Lohman plays Christine Brown, a young woman from the Midwest who is a bank loan officer. With a promotion in the offing and wanting to show her toughness, Christine denies an old Gypsy woman (Lorena Raver) an extension on her loan, forcing her out of her house. The old woman then curses her, and Christine is beset by a demon, whom only she can see but who can inflict a lot of physical damage.
So throughout the shoot Lohman had some "pretty awful things done to her," says Raimi, including being repeatedly choked, thrown out of car and buried in mud.
"I haven't done a film this physical before," Lohman says. "I guess when Sam says that he didn't tell me everything, he just made it seem that the film was a lot about my character. ... Actually the bulk of the movie for me was a lot of the torture elements of it. Sometimes I'd think, 'Oh, my gosh, what was the point of talking about all this other stuff. ... I should've done more combat training.'"
Raimi was thrilled to make a horror film again. "I love getting back to that genre, which is designed to interact with the audience with thrills and chills."
He says the last one he directed was the 1987 Evil Dead II, which like the other two of the loose trilogy — the 1981 Evil Dead and the 1992 Army of Darkness — starred pal Bruce Campbell. He doesn't consider Army a real horror film, though. "It was a really a sword-and-sorcery fantasy adventure comedy."

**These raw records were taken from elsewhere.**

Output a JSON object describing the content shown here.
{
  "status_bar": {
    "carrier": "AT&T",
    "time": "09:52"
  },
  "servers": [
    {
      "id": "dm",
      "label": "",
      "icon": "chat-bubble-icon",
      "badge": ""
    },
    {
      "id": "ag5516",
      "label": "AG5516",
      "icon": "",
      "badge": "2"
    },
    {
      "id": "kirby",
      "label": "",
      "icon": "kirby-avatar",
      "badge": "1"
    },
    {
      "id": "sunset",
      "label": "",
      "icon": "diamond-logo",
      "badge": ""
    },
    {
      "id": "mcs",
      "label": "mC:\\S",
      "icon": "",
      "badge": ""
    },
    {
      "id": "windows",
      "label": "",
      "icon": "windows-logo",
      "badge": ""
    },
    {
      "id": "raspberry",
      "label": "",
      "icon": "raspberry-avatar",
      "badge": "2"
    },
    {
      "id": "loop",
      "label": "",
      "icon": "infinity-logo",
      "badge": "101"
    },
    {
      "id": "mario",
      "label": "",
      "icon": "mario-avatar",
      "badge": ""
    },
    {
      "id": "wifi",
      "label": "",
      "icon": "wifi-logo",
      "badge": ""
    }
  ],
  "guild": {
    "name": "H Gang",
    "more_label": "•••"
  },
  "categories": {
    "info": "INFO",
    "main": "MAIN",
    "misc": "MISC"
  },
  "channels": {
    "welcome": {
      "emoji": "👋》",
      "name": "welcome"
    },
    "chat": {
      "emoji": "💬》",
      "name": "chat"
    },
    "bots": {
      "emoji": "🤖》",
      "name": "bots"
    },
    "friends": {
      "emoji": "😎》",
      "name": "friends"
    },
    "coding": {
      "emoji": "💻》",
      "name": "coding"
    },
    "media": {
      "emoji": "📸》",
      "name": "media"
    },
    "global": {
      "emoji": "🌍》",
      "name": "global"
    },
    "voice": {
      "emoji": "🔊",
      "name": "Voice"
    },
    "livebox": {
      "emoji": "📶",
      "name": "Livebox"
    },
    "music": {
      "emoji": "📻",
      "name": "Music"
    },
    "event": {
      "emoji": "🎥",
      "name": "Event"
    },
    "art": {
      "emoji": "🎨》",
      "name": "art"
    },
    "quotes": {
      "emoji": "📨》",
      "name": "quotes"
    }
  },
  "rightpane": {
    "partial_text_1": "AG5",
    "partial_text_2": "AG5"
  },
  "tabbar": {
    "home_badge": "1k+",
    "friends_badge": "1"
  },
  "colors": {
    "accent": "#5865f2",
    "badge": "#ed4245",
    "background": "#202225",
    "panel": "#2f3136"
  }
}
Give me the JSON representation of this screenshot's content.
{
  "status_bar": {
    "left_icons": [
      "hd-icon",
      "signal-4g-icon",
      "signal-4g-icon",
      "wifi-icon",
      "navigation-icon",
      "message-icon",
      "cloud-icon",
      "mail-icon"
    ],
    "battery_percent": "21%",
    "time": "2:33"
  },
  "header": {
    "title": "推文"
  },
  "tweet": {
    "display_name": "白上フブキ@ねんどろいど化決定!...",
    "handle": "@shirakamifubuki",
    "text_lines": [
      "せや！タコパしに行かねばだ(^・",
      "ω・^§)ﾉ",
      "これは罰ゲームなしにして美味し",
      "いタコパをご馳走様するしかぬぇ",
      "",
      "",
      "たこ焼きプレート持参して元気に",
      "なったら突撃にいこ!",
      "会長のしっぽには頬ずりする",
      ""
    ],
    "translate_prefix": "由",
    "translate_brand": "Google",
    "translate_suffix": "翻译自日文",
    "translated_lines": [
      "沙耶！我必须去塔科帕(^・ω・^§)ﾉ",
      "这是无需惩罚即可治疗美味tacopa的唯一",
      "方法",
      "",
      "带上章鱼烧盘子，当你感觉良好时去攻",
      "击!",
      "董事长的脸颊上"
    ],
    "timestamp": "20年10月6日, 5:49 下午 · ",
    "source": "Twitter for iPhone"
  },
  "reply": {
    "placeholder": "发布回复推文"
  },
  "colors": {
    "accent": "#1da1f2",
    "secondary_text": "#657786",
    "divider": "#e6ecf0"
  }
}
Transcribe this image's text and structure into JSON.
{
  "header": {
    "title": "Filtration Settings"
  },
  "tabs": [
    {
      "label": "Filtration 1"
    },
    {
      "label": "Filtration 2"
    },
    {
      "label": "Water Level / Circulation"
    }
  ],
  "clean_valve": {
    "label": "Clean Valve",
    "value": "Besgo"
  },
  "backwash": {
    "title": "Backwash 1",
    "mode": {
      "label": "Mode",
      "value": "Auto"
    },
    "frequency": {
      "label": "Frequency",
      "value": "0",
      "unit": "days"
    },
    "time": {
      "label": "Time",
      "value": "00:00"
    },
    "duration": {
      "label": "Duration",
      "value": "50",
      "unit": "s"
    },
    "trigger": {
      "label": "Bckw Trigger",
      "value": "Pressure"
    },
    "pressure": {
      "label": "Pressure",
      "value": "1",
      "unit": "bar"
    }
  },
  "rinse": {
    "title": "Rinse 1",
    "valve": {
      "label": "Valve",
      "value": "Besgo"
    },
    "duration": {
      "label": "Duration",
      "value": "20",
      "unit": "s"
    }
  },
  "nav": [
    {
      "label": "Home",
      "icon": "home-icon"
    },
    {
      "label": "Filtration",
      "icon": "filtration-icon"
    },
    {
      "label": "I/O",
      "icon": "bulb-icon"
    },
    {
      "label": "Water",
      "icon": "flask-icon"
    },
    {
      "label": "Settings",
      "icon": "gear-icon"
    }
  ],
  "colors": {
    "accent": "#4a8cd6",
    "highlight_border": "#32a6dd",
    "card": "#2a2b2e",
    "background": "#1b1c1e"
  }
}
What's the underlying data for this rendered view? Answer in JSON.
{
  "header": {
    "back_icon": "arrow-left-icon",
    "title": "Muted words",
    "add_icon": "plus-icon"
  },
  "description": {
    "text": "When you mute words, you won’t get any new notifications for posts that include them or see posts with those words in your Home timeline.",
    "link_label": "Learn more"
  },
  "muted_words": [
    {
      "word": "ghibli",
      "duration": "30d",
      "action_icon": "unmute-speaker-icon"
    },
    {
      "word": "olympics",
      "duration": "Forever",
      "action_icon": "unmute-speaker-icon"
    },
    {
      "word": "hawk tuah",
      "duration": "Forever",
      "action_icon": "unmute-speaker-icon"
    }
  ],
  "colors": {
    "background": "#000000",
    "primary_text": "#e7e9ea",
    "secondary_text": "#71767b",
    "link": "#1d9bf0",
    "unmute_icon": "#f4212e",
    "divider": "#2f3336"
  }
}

After that, Raimi's films were an eclectic mix — the offbeat Western The Quick and the Dead (1995), the thriller A Simple Plan (1998), the heartfelt baseball movie For Love of the Game (1999) and a Gothic mystery, The Gift (2000). Then he embarked on the three Spider-Man movies, which have taken up most of his time for the last decade. (He once told me he would do Spider-Man movies as long as the studio would let him, and indeed there is a fourth installment in the works with a script expected in a few weeks.)
Raimi, 49, says the idea for Drag Me to Hell comes from a short story he and his brother wrote in 1989. It was only when one of his producing partners formed a horror-film company with him that he was able to get a break from the Spider-Man franchise to pursue it.
Horror for Raimi isn't just about screams and gross-outs, although Drag Me to Hell has plenty of those. It's about getting laughs, too, and there are plenty of those, even if some of the audience is covering its eyes at the same time.
"I've always been a big coward," Raimi says. "And sometimes the only way I can take horror is with a little black humor mixed in to make it palatable. It's my artificial sweetener. I get so frightened at things, I feel like I have to put humor in at times."
Lohman says she loves that Raimi's movies are "strange and witty."
Raimi says that when the audience is involved in a horror film, they're "also in a good state to laugh. Sometimes that's my reaction when I'm scared — I laugh or giggle. So I naturally try and take advantage of that in a horror film."